What this task involves:
Search the data for the string "chevron" and gather each line it is in.

** Opening Material shown block **

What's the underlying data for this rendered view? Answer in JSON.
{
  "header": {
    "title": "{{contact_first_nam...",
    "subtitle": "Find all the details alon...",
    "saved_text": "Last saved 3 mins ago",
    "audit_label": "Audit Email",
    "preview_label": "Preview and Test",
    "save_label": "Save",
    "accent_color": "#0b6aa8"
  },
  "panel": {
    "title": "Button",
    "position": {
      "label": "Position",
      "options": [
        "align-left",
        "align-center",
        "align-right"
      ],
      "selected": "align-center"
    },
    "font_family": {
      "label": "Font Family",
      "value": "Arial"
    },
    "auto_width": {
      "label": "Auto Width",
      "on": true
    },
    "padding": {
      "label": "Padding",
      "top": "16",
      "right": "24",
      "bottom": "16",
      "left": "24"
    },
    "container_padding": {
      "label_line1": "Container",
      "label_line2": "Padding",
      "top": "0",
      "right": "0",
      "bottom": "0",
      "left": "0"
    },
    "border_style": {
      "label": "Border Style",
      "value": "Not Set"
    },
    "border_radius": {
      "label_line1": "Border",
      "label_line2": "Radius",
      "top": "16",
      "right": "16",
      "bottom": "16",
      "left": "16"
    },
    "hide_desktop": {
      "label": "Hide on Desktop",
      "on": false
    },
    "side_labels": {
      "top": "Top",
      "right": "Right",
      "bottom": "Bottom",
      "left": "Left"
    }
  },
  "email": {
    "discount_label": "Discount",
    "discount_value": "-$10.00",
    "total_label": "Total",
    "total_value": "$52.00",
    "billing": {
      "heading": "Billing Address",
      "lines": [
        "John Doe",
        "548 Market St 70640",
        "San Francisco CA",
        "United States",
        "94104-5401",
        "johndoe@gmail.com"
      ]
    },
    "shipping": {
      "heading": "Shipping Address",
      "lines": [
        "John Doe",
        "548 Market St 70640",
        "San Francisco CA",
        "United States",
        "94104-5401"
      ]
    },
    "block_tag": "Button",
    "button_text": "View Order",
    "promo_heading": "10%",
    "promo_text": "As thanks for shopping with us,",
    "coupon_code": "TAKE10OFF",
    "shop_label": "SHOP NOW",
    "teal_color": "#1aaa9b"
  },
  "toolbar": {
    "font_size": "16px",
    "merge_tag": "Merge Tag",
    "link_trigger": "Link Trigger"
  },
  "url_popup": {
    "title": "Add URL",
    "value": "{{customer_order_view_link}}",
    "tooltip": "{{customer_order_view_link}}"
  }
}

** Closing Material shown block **
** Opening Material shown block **

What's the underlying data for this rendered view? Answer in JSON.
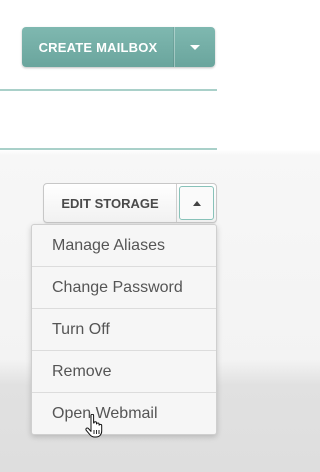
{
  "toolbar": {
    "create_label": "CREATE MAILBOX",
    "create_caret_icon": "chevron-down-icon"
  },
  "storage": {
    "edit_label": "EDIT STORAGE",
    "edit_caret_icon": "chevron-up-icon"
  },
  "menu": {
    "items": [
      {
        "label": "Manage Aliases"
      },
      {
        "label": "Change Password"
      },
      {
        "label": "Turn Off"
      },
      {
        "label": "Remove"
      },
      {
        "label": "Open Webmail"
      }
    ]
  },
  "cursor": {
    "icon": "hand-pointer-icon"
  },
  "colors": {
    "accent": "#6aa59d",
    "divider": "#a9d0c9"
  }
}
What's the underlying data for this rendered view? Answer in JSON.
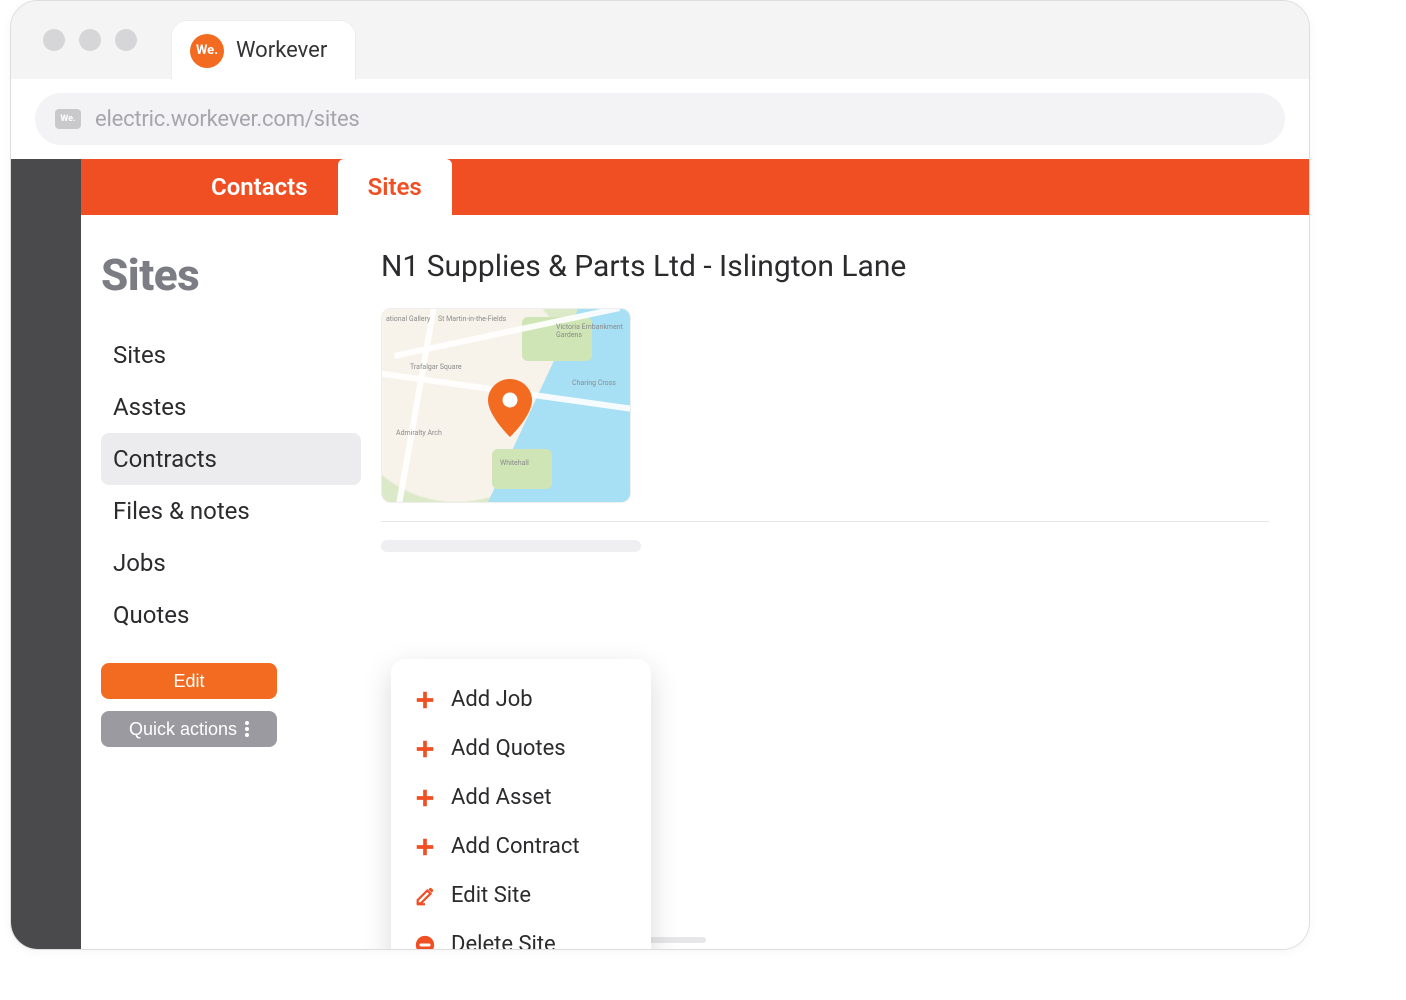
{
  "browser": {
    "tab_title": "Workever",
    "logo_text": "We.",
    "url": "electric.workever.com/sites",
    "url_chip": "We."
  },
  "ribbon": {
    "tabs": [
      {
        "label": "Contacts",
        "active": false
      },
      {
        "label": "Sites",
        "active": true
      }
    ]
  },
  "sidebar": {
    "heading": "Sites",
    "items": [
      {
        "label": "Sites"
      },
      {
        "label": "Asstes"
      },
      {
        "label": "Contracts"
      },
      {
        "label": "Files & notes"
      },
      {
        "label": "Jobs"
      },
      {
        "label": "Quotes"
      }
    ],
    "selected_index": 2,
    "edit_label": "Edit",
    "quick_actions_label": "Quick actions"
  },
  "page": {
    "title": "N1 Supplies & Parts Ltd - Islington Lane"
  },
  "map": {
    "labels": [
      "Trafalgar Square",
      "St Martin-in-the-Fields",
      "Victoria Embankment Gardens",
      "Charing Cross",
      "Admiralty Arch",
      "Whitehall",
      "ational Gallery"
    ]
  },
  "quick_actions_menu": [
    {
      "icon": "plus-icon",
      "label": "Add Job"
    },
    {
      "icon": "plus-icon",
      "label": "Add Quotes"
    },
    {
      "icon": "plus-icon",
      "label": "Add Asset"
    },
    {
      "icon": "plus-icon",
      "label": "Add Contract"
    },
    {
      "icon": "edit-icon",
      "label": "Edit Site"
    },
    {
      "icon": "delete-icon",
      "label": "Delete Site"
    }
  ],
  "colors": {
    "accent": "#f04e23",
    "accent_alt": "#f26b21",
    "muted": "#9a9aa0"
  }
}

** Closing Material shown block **
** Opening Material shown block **

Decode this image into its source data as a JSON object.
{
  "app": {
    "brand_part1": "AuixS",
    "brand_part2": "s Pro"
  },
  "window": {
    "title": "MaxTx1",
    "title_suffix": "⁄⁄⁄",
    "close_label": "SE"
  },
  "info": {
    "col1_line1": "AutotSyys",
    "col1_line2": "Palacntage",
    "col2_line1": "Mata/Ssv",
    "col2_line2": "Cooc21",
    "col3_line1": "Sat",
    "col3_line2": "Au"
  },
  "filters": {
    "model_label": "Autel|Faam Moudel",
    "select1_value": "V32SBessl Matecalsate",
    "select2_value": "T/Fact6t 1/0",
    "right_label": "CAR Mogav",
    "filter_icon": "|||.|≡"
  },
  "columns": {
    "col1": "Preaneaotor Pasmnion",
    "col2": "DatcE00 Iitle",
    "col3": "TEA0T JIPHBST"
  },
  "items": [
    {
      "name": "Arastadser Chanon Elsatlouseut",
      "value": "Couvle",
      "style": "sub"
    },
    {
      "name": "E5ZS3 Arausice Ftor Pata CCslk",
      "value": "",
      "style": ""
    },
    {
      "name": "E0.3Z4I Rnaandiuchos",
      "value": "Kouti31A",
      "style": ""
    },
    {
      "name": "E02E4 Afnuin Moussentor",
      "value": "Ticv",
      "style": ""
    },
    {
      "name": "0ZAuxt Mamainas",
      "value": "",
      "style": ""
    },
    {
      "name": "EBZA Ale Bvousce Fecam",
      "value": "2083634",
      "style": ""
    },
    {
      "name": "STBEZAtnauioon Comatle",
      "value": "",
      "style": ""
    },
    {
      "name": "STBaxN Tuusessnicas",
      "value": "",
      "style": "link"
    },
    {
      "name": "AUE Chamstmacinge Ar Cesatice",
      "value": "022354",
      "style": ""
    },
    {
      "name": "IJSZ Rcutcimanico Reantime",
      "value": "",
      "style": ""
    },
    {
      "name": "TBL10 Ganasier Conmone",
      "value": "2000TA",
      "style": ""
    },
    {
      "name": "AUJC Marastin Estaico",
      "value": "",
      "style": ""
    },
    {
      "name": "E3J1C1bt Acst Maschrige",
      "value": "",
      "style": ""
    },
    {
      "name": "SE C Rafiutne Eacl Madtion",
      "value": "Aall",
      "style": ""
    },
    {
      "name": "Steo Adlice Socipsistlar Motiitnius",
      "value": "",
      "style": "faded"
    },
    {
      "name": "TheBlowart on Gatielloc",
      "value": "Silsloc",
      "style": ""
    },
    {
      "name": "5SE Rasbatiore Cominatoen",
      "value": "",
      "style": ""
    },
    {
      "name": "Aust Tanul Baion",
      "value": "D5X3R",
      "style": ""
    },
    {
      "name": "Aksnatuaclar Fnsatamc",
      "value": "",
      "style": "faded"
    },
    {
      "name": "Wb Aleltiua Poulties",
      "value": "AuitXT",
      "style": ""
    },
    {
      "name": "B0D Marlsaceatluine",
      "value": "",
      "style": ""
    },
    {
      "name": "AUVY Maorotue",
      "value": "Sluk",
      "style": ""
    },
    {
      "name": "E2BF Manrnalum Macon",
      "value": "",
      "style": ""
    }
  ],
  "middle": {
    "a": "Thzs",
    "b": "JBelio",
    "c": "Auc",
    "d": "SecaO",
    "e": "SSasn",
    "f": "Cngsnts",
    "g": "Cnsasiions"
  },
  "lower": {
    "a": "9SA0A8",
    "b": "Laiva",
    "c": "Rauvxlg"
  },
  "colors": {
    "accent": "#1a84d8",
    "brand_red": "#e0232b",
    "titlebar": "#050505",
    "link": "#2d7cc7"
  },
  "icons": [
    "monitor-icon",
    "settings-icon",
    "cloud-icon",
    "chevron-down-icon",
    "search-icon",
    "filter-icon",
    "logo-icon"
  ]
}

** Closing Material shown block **

Answer to this task:
    "create_caret_icon": "chevron-down-icon"
    "edit_caret_icon": "chevron-up-icon"
    "chevron-down-icon",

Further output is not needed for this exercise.